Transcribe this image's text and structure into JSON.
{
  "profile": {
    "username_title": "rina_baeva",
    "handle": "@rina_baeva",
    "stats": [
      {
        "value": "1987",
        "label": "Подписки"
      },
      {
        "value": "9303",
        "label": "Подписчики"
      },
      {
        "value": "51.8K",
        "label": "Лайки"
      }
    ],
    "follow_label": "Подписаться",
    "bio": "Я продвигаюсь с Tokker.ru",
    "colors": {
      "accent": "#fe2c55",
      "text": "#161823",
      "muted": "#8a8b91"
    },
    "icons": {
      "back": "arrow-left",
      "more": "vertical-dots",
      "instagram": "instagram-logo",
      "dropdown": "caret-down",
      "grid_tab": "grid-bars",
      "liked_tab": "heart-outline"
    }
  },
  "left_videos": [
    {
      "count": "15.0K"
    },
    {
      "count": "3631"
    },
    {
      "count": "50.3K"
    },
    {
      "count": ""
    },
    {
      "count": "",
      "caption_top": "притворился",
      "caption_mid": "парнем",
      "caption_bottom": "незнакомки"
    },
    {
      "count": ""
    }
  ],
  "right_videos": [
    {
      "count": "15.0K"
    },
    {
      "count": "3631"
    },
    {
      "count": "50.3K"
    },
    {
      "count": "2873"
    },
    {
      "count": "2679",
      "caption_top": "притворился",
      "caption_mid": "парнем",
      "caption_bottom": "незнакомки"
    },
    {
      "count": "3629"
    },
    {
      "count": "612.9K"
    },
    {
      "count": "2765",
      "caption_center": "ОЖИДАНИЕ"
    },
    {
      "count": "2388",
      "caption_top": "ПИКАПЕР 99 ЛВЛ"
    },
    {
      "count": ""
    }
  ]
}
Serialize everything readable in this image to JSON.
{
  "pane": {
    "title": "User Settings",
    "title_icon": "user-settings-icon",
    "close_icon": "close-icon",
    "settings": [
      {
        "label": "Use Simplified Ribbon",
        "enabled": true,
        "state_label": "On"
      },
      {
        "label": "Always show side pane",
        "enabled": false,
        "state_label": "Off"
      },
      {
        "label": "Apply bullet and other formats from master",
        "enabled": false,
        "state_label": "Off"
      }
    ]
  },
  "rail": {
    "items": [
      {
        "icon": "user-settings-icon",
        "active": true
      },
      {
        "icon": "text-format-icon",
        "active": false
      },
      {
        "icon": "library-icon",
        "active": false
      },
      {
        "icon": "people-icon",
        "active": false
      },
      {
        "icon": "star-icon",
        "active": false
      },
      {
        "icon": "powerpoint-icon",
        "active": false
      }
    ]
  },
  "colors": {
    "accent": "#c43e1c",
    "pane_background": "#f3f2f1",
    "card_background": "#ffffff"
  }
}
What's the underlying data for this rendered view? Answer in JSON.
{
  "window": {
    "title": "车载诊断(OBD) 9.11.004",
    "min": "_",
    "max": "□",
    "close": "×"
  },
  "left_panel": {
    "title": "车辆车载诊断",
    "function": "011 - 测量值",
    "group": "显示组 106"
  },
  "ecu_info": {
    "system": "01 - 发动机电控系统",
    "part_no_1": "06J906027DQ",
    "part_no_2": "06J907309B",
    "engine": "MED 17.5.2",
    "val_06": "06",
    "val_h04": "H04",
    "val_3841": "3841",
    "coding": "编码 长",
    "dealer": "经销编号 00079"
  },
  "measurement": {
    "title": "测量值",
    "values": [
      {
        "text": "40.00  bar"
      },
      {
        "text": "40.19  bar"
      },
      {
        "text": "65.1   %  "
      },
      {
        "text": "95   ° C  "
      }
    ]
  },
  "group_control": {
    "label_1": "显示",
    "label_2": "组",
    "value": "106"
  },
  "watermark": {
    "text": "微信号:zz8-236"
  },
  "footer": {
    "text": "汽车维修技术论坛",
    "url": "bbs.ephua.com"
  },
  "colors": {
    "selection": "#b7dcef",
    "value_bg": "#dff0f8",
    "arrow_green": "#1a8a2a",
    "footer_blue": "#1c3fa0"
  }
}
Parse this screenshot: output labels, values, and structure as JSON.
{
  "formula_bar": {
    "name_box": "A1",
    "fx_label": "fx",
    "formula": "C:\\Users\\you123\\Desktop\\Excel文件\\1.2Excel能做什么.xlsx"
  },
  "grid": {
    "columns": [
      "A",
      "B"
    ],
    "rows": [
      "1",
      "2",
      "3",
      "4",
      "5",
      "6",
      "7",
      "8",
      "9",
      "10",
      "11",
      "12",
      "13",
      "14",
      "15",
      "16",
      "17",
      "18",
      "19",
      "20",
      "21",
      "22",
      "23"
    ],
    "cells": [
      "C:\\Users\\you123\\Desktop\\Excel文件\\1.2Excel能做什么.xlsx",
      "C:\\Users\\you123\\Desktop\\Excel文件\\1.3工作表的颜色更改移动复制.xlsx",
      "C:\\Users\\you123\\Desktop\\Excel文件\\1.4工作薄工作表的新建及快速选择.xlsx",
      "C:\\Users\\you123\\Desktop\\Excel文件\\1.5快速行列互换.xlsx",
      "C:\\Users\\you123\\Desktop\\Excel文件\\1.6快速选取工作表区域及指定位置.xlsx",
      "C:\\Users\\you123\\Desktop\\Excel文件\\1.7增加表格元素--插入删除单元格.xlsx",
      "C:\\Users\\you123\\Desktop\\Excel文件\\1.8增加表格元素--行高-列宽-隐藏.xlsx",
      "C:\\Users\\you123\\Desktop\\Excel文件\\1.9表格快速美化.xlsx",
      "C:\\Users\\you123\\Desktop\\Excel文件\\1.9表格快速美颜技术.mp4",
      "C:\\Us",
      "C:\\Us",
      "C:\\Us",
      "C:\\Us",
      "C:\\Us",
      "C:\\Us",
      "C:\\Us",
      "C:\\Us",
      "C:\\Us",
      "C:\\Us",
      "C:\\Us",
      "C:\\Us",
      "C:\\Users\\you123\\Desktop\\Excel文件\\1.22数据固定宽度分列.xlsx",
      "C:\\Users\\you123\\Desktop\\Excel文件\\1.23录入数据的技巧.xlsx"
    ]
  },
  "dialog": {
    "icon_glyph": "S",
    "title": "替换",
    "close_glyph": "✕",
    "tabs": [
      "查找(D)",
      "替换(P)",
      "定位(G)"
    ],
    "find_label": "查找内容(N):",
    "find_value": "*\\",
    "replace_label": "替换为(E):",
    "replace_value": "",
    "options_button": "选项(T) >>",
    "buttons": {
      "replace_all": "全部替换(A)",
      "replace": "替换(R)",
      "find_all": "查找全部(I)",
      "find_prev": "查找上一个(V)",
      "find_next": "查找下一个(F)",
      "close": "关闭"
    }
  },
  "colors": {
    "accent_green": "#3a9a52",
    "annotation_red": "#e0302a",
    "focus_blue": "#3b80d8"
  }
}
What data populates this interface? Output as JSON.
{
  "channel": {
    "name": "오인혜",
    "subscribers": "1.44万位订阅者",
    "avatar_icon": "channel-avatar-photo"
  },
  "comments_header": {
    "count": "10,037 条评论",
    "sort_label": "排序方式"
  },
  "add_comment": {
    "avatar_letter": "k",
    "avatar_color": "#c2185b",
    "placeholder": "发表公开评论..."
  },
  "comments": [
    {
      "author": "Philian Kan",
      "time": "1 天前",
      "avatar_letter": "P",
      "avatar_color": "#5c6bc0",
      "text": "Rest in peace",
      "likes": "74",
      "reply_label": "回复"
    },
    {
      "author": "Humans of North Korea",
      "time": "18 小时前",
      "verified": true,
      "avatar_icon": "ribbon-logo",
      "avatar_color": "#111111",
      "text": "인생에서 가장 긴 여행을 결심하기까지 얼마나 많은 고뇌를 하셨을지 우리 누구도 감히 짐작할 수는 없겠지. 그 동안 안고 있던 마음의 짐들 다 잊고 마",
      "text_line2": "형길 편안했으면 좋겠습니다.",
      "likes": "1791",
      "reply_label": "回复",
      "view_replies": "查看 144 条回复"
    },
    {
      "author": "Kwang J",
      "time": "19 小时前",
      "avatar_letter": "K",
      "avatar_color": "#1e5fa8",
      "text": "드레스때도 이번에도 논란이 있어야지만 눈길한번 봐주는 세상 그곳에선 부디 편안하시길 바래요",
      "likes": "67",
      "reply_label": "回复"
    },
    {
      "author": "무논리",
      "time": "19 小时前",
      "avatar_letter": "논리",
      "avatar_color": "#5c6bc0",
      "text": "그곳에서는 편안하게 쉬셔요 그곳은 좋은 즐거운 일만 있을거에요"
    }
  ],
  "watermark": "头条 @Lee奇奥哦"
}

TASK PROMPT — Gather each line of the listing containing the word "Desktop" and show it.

RESPONSE TO THE TASK —
    "formula": "C:\\Users\\you123\\Desktop\\Excel文件\\1.2Excel能做什么.xlsx"
      "C:\\Users\\you123\\Desktop\\Excel文件\\1.2Excel能做什么.xlsx",
      "C:\\Users\\you123\\Desktop\\Excel文件\\1.3工作表的颜色更改移动复制.xlsx",
      "C:\\Users\\you123\\Desktop\\Excel文件\\1.4工作薄工作表的新建及快速选择.xlsx",
      "C:\\Users\\you123\\Desktop\\Excel文件\\1.5快速行列互换.xlsx",
      "C:\\Users\\you123\\Desktop\\Excel文件\\1.6快速选取工作表区域及指定位置.xlsx",
      "C:\\Users\\you123\\Desktop\\Excel文件\\1.7增加表格元素--插入删除单元格.xlsx",
      "C:\\Users\\you123\\Desktop\\Excel文件\\1.8增加表格元素--行高-列宽-隐藏.xlsx",
      "C:\\Users\\you123\\Desktop\\Excel文件\\1.9表格快速美化.xlsx",
      "C:\\Users\\you123\\Desktop\\Excel文件\\1.9表格快速美颜技术.mp4",
      "C:\\Users\\you123\\Desktop\\Excel文件\\1.22数据固定宽度分列.xlsx",
      "C:\\Users\\you123\\Desktop\\Excel文件\\1.23录入数据的技巧.xlsx"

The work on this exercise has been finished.